They that sow in tears shall reap in joy (Psalm 126.5)
8.15 am: A communion. This would be the final diary entry before the Christmas vacation. My activities will continue until the close of Friday. I don’t find it easy to move from work to rest suddenly. It’s like coming to a dead stop in a car that has been moving at speed: an uncomfortable ride. A gradual deceleration is preferred. My best energies – intellectual and constitutional – are now expended. I need to stop. As the HAL 9000 computer reflected: ‘My mind is going. I can feel it. I can feel it. My mind is going. There is no question about it. I can feel it.’ (2001: A Space Odyssey). As for my soul and heart …. well … .
9.45 am: I’m now far more content (‘far less discontent’ isn’t quite the same measure) with the mix of the latest composition. Isaiah rotated on the deck in the background:
I extended what will be the first composition in the I.Nothing.Lack. suite to include repetitions (or, rather, MacMillan’s several restatements) of the phrase ‘I shall not want’. This is the King James Bible’s translation of the works’ collective title; therefore it ought to be included. There’s one composition, which involves a gradual deceleration from 0% to 200% of the minister reciting Psalm 23, that I’ve not been able to pull off. This is a classic instance in which the concept is appropriate, but its application simply doesn’t engage the ear sufficiently. Perhaps the idea is too obvious, too predictable. It lacks aesthetic surprise. ‘Let it be’, John. Some battles aren’t worth fighting. I needed to conceive the final titles for the compositions.
12.30 pm: The second and final funeral of the week at Holy Trinity Church:
By 12.45 pm, the building was full.
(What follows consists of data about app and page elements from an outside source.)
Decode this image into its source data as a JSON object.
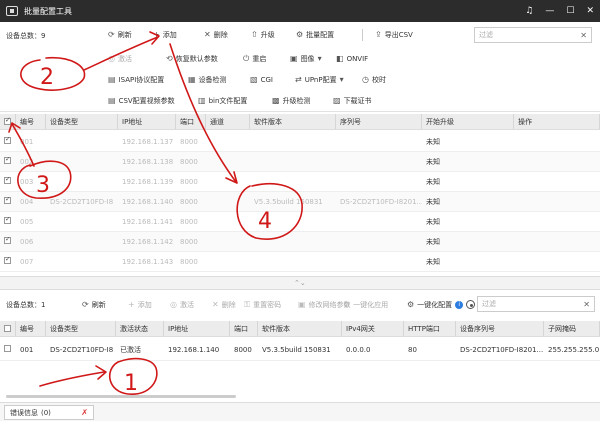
{
  "app": {
    "title": "批量配置工具"
  },
  "toolbar": {
    "device_count": "设备总数：9",
    "refresh": "刷新",
    "add": "添加",
    "delete": "删除",
    "upgrade": "升级",
    "batch_config": "批量配置",
    "export_csv": "导出CSV",
    "filter_placeholder": "过滤",
    "activate": "激活",
    "restore_default": "恢复默认参数",
    "reboot": "重启",
    "image": "图像",
    "onvif": "ONVIF",
    "isapi": "ISAPI协议配置",
    "device_check": "设备检测",
    "cgi": "CGI",
    "upnp": "UPnP配置",
    "time_sync": "校时",
    "csv_video": "CSV配置视频参数",
    "bin_config": "bin文件配置",
    "upgrade_check": "升级检测",
    "download_cert": "下载证书"
  },
  "top_table": {
    "columns": [
      "编号",
      "设备类型",
      "IP地址",
      "端口",
      "通道",
      "软件版本",
      "序列号",
      "开始升级",
      "操作"
    ],
    "rows": [
      {
        "num": "001",
        "type": "",
        "ip": "192.168.1.137",
        "port": "8000",
        "channel": "",
        "version": "",
        "serial": "",
        "status": "未知"
      },
      {
        "num": "002",
        "type": "",
        "ip": "192.168.1.138",
        "port": "8000",
        "channel": "",
        "version": "",
        "serial": "",
        "status": "未知"
      },
      {
        "num": "003",
        "type": "",
        "ip": "192.168.1.139",
        "port": "8000",
        "channel": "",
        "version": "",
        "serial": "",
        "status": "未知"
      },
      {
        "num": "004",
        "type": "DS-2CD2T10FD-I8",
        "ip": "192.168.1.140",
        "port": "8000",
        "channel": "",
        "version": "V5.3.5build 150831",
        "serial": "DS-2CD2T10FD-I8201...",
        "status": "未知"
      },
      {
        "num": "005",
        "type": "",
        "ip": "192.168.1.141",
        "port": "8000",
        "channel": "",
        "version": "",
        "serial": "",
        "status": "未知"
      },
      {
        "num": "006",
        "type": "",
        "ip": "192.168.1.142",
        "port": "8000",
        "channel": "",
        "version": "",
        "serial": "",
        "status": "未知"
      },
      {
        "num": "007",
        "type": "",
        "ip": "192.168.1.143",
        "port": "8000",
        "channel": "",
        "version": "",
        "serial": "",
        "status": "未知"
      }
    ]
  },
  "lower_toolbar": {
    "device_count": "设备总数：1",
    "refresh": "刷新",
    "add": "添加",
    "activate": "激活",
    "delete": "删除",
    "restore": "重置密码",
    "modify_network": "修改网络参数",
    "one_click": "一键化应用",
    "one_click_config": "一键化配置",
    "filter_placeholder": "过滤"
  },
  "bottom_table": {
    "columns": [
      "编号",
      "设备类型",
      "激活状态",
      "IP地址",
      "端口",
      "软件版本",
      "IPv4网关",
      "HTTP端口",
      "设备序列号",
      "子网掩码"
    ],
    "rows": [
      {
        "num": "001",
        "type": "DS-2CD2T10FD-I8",
        "status": "已激活",
        "ip": "192.168.1.140",
        "port": "8000",
        "version": "V5.3.5build 150831",
        "gateway": "0.0.0.0",
        "http": "80",
        "serial": "DS-2CD2T10FD-I8201...",
        "mask": "255.255.255.0"
      }
    ]
  },
  "bottom_bar": {
    "error_tab": "错误信息",
    "error_count": "(0)"
  },
  "annotations": {
    "one": "1",
    "two": "2",
    "three": "3",
    "four": "4"
  },
  "colors": {
    "titlebar": "#2c2c2c",
    "annotation_red": "#d01818",
    "accent": "#2d7de0"
  },
  "icons": [
    "app-icon",
    "bell-icon",
    "minimize-icon",
    "maximize-icon",
    "close-icon",
    "refresh-icon",
    "add-icon",
    "delete-icon",
    "upgrade-icon",
    "settings-icon",
    "export-icon",
    "pin-icon",
    "info-icon"
  ]
}
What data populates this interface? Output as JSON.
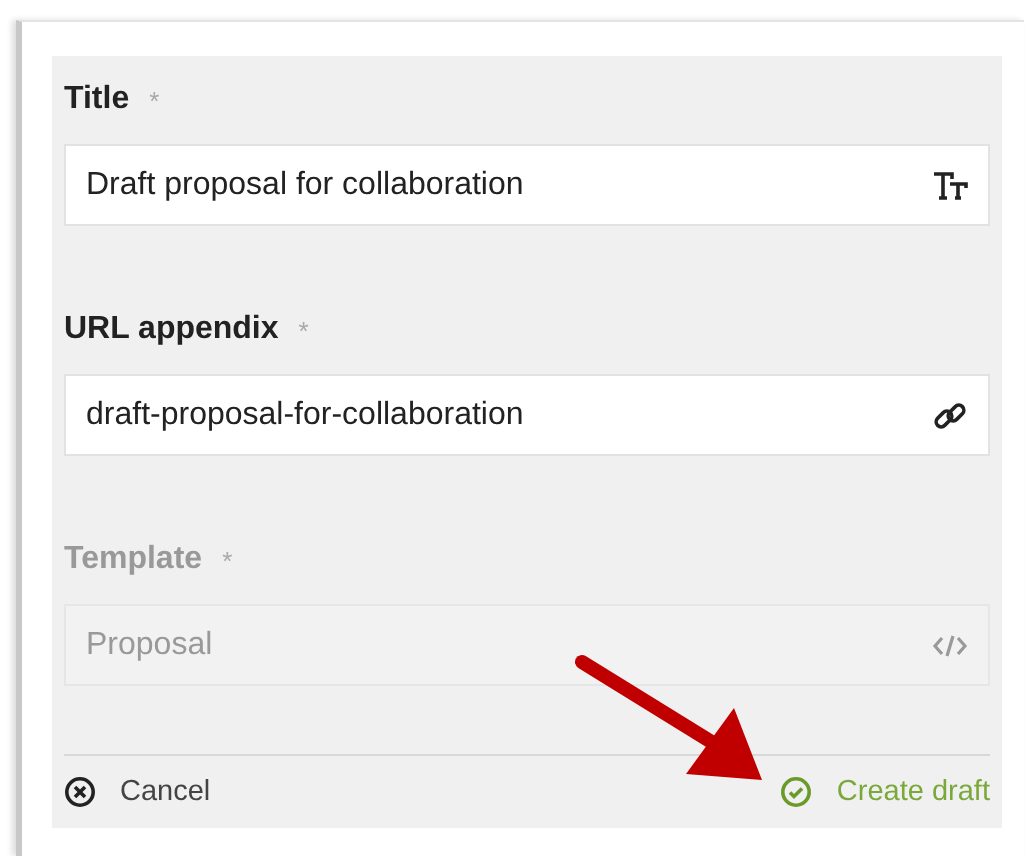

The Old Testament reading was from Ecclesiastes, Chapter 3, and verses 1 to 8:
To every thing there is a season, and a time to every purpose under the heaven: a time to be born, and a time to die; a time to plant, and a time to pluck up that which is planted; a time to kill, and a time to heal; a time to break down, and a time to build up; a time to weep, and a time to laugh; a time to mourn, and a time to dance; a time to cast away stones, and a time to gather stones together; a time to embrace, and a time to refrain from embracing; a time to get, and a time to lose; a time to keep, and a time to cast away; a time to rend, and a time to sew; a time to keep silence, and a time to speak; a time to love, and a time to hate; a time of war, and a time of peace.
The longer you live, the more likely you are to observe (if not directly experience) this pattern of oscillations and oppositions. This side of the veil, these fluctuations in life’s conditions are an unalterable principle. Today it’s winter; tomorrow it’ll be spring, and so forth. We move from one to the other and back again, cyclically. At times, it may seem to us as though we are being batted, arbitrarily, between contraries. However, each change is as purposeful as it’s inevitable. We may not, however, discern the underlying rationale; life (and God) are often disconcertingly mute when it comes to explanations for the best and the worst that befall us. So, if (to use John Bunyan’s imagery) you are in the ‘Slough of Despond’ presently, lighten up. This too will pass. Likewise, if you are on the ‘Delectable Mountains’ … don’t get too comfortable. Make ready for your descent.
2.30 pm: I moved back into the study, where I began work on the text for the I. Nothing. Lack. suite, while listening to the mixdowns on my computer’s sound system. In the background, I posted an image, made during the first year of my MA Visual Art degree. It’s based upon the area at the rear of the, then, Art Department on Llanbadarn Road. (The building now houses Gorwelion.) At it’s centre is the entrance to an underground cavern that had been bored into the rock in order to house and protect artworks from enemy bombing during the World War II:
Entrance to the Strongroom (Study 2), pen, ink, watercolour, and gouache, 20.3 × 17.2 (1983)
Fragment, mixed media, 17.8 × 12.7 (1983)
7.30 pm: I picked up the text once again, while listening to Philip Glass’ opera Satyagraha (1985).
I’ve often wondered how many peers from my undergraduate and postgraduate days are still practicing, as either artists or art historians. Perpetuating a profile, however modest, is one of the most difficult challenges we face. There’s every legitimate excuse to give up. It’s distressing to hear of practitioners who have, for whatever reason, thrown in the towel. But it’s far more painful for them, because they’re giving up on themselves too. And don’t they know it. Part of them dies. They feel diminished. Some have told me as much. And there’s no substitute for what has been forsaken. So if you really don’t need to surrender your gift, then – please, please – don’t. Once the continuity has been broken, it’s even more difficult to re-establish the practice than was to maintain it.